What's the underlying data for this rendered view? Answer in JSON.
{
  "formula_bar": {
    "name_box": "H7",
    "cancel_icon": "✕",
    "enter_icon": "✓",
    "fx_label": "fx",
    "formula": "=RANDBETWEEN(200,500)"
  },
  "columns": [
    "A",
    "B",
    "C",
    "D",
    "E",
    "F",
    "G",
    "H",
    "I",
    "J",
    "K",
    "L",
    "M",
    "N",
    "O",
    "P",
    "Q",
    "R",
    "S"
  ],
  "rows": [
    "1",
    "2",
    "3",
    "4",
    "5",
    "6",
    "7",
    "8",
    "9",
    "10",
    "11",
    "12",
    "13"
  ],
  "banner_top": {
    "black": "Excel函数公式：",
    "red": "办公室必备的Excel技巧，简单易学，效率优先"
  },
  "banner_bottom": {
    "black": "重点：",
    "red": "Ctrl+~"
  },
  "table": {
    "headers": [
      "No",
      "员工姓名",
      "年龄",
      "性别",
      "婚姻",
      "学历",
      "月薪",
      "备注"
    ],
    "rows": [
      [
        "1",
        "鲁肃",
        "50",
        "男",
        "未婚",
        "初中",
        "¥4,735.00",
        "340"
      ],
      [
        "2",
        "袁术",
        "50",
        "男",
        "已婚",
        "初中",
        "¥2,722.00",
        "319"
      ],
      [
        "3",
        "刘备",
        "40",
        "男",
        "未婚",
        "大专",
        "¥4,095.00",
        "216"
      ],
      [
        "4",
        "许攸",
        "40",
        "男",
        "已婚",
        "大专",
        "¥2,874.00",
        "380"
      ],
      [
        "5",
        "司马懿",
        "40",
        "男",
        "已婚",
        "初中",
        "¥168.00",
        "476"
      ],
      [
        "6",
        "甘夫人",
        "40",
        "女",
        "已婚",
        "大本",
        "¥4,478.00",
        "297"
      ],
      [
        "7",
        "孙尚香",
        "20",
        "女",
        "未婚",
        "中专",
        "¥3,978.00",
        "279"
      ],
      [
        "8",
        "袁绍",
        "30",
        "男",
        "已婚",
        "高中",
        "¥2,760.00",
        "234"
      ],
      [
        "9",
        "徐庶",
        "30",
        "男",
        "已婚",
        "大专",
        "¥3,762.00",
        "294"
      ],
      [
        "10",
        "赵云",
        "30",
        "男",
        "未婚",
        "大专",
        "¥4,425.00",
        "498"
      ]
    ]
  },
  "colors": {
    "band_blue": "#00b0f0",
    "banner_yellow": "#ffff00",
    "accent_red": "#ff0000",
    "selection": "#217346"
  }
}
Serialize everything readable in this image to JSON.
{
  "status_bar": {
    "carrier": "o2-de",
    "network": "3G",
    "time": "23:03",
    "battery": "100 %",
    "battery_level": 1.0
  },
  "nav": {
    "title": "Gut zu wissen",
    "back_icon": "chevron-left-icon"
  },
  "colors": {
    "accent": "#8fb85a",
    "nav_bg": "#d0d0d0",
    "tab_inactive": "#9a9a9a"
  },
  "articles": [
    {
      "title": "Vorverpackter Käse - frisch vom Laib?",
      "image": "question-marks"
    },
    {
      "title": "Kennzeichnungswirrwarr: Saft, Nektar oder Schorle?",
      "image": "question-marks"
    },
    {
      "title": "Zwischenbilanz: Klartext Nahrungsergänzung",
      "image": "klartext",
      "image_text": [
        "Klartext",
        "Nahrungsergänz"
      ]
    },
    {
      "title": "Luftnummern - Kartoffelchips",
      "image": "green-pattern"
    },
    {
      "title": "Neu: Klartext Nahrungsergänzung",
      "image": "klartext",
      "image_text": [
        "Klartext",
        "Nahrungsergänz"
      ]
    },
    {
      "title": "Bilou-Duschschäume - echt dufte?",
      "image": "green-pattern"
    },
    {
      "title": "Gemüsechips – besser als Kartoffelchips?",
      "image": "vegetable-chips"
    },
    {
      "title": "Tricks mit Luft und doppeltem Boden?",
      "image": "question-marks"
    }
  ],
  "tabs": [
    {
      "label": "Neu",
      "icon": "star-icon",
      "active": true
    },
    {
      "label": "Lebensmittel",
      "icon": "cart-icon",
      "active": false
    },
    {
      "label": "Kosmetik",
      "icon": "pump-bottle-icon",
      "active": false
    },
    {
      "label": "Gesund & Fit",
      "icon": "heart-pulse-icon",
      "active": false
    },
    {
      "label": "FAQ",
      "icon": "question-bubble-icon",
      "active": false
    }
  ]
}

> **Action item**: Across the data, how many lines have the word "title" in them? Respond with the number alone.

> **Solution to this problem**: 9